Oh, yeah, and Ted Cruz (Aidy Bryant), yet again, making jokes about his arms being tired after flying in from Cancún. "Can you really blame a brother for wanting to get some sun?" Bryant's Cruz asks, before screaming "FREEEEEEDOM!" and dropping the mic.
The winner of "So You Think You Can Get the Vaccine" is Seymour Foreman (Mikey Day), an 85-year-old retired Army doctor who is "now just the world's proudest granddad." He's not likely to actually receive the vaccine, though, as he only uses his computer for Spider Solitaire and doesn't know how to book an appointment.
Anyway, as luck would have it, "SNL's" Fauci announces, a nearby CVS has lost power and its store of vaccines are going bad - so it's first come, first served.

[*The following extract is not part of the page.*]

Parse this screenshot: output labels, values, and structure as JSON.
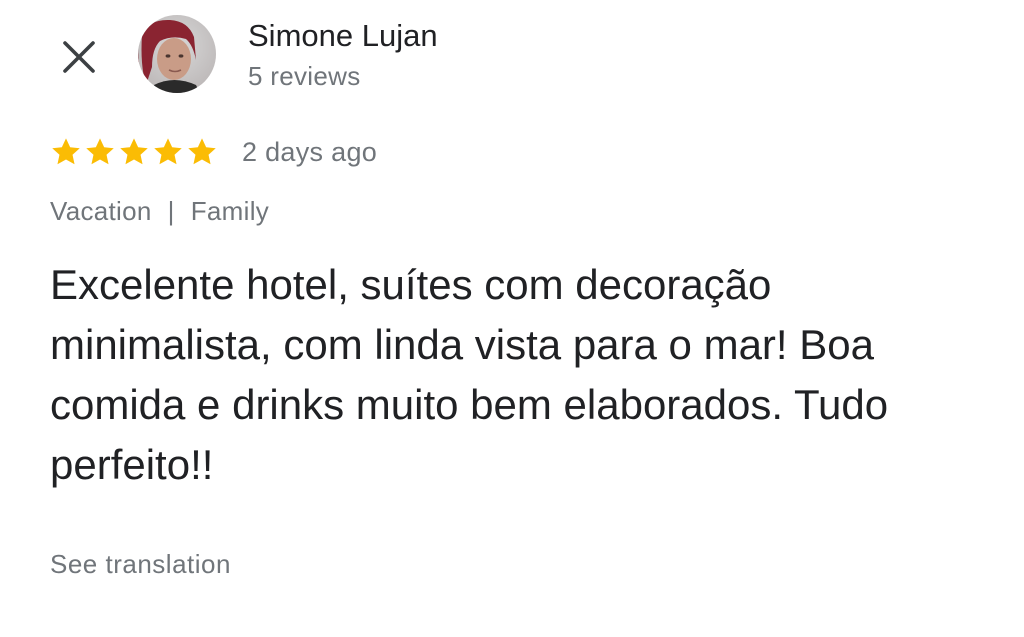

Aside from the tired Cruz bit, Saturday's cold open was arguably the strongest of 2021. If nothing else, it offered an inventive skewering of a real issue Americans are currently facing - particularly the joke about Day's Foreman not knowing how to book an appointment and needing to ask someone in the younger generation for help. (He wonders if the mailman might help, before Davidson's Cuomo asks if the man has "three straight days to help you click 'refresh.'" If he doesn't, Cuomo says, and "you do feel sick, make sure your leave the nursing home and get to the hospital. Wink.")
After four years fixating on the Trump administration, which pleased the former president's critics but didn't make for interesting comedy, it's refreshing to see the show's writers getting creative - even if there is a curious lack of Biden jokes.
Published : March 01, 2021
By : The Washington Post · Travis M. Andrews